always presides in the great ceremonies of pre-70 (!) Israel and who would
be considered to be the right official for the performance of the
'marriage'. He was supposed to have taken care of a good supply of wine,
but he fails miserably. Indignantly. he therefore goes backstage and
privately accuses the groom, in casu JHWH. He should have served the good
wine first ( - it is left to the imagination of the reader what this 'good
wine' is - it certainly refers to wine fit for the above marriage in the
pre-70 era). JHWH should have kept the inferior wine to the last (Jerusalem
destroyed and the temple in ruins) But the 'archiereus' was seriously
mistaken. He didnot realize what is going on as will be explained in the
followiung chapters. (cmp John 11,48 and 51-53)
3) There are two remarkable features in the structure of John 2. a) The
Synoptics do not have this 'primary' sign of water changed into wine (or do
they?). b) they donot have the entry into Jerusalem in the beginning of the
story but at the outset of the passion story. The eye catching structure of
ch 2 could be compared with folding doors opening up to John's entire
haggadah. One side is brightly painted leading to the marriage, the other
dark, full of gloom as if going to a funeral. For the theme of the second
part of chapter 2 is the saying, "destroy this temple and I will raise it up
it in three days" (2,19) This refers both to Jesus death (and resurrection)
as well as to the destruction of the temple. This was in John's eyes - let
us say - the secular reality of Israel's circumstances.
I agree with J.L. Martyn that John's perspective is that of the ecclesia vis
à vis the synagogue across the street, so to speak. It was written at the
time that mutual excommunication was taking shape. In the Gospel 'the
Passover of the Joudaioi (read the synogogue acroos the street) is placed
next tlo the true 'Passover' of Israël initiated by the death of its Messiah
for the salvation of Israël and the nations (or the 'kosmos' in John).
4) In Mark Jesus' first act is to be baptized by John when the Spirit
descends into him like a dove. Matthew writes that what is "conceived by
her" is "of the Holy Spirit" 1,18). Luke too begins both his Gospel and his
Acts with the outpouring of the Spirit (L 1,15ff. 35; Acts 2,4.17 (note the
mocking 'new wine' 2,13). So would it not be plausible that John refers to
God's Spirit as the agent that turns water into wine?
5) It seems to me that the six waterjars refer to the water of baptism.
There is a relation between a) John's baptism, b) Jesus' being baptized by
John, and c) the disciples later baptizing in the name of Jesus.

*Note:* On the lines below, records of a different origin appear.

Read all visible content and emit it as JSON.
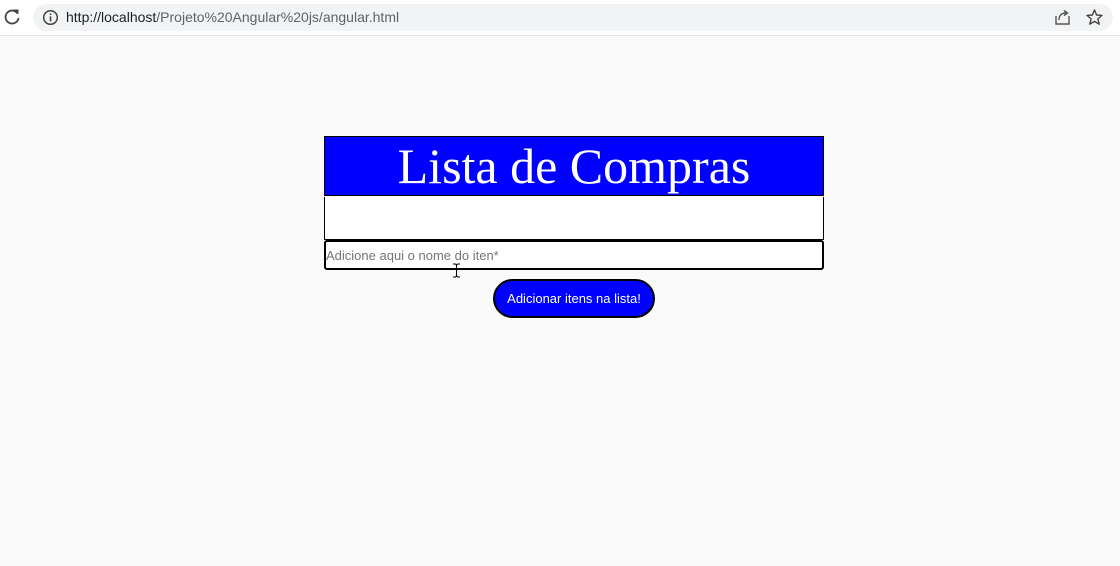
{
  "browser": {
    "url_host": "http://localhost",
    "url_path": "/Projeto%20Angular%20js/angular.html",
    "icons": [
      "reload-icon",
      "info-icon",
      "share-icon",
      "star-icon"
    ]
  },
  "app": {
    "title": "Lista de Compras",
    "input_placeholder": "Adicione aqui o nome do iten*",
    "input_value": "",
    "add_button_label": "Adicionar itens na lista!"
  },
  "colors": {
    "accent": "#0000ff",
    "page_background": "#fafafa"
  }
}
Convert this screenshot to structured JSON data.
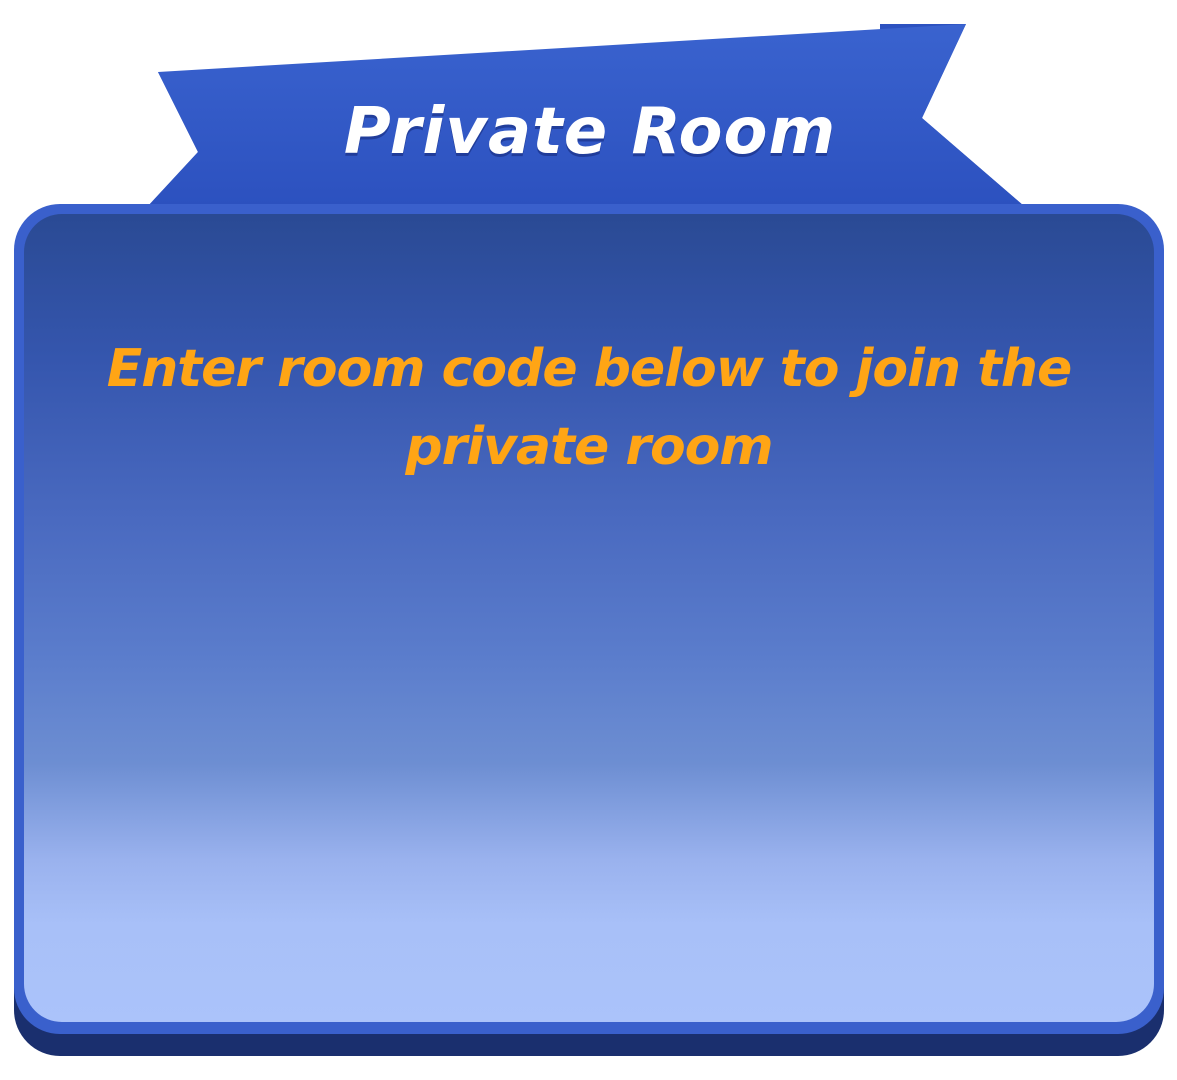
{
  "dialog": {
    "title": "Private Room",
    "message": "Enter room code below to join the private room"
  },
  "colors": {
    "banner": "#2f58c6",
    "panel_top": "#2a4a94",
    "panel_bottom": "#abc3fa",
    "panel_rim": "#3a60cc",
    "message_text": "#ffa515",
    "title_text": "#ffffff"
  }
}
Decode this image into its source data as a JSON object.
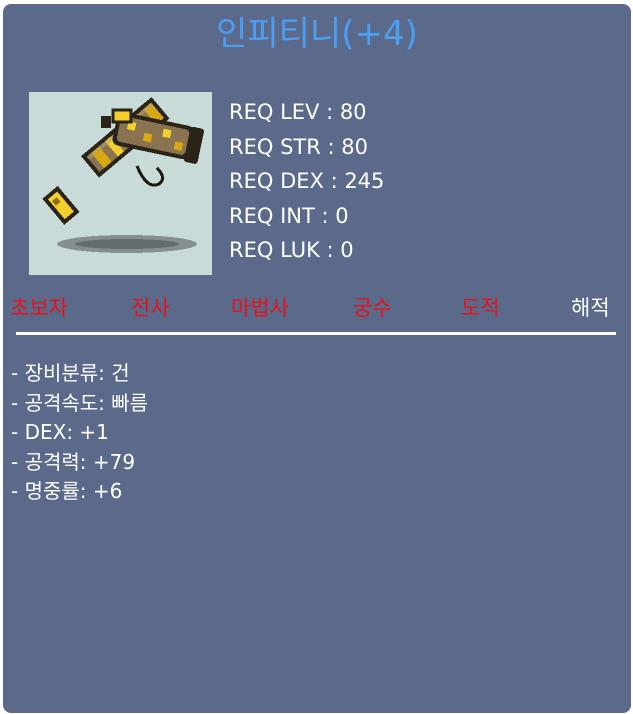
{
  "item": {
    "name": "인피티니(+4)",
    "icon": "golden-pistol-icon"
  },
  "requirements": [
    "REQ LEV : 80",
    "REQ STR : 80",
    "REQ DEX : 245",
    "REQ INT : 0",
    "REQ LUK : 0"
  ],
  "jobs": [
    {
      "label": "초보자",
      "allowed": false
    },
    {
      "label": "전사",
      "allowed": false
    },
    {
      "label": "마법사",
      "allowed": false
    },
    {
      "label": "궁수",
      "allowed": false
    },
    {
      "label": "도적",
      "allowed": false
    },
    {
      "label": "해적",
      "allowed": true
    }
  ],
  "stats": [
    "- 장비분류: 건",
    "- 공격속도: 빠름",
    "- DEX: +1",
    "- 공격력: +79",
    "- 명중률: +6"
  ],
  "colors": {
    "panel": "#5b6a8b",
    "title": "#4a9ff2",
    "job_disallowed": "#e8101a",
    "job_allowed": "#ffffff",
    "icon_background": "#c9dbd9"
  }
}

My conclusion is that the joy of the marriage will only be restored when the
people receive the water of baptism which means a radical turning around
toward God, a true conversion. Without baptism no wedding joy.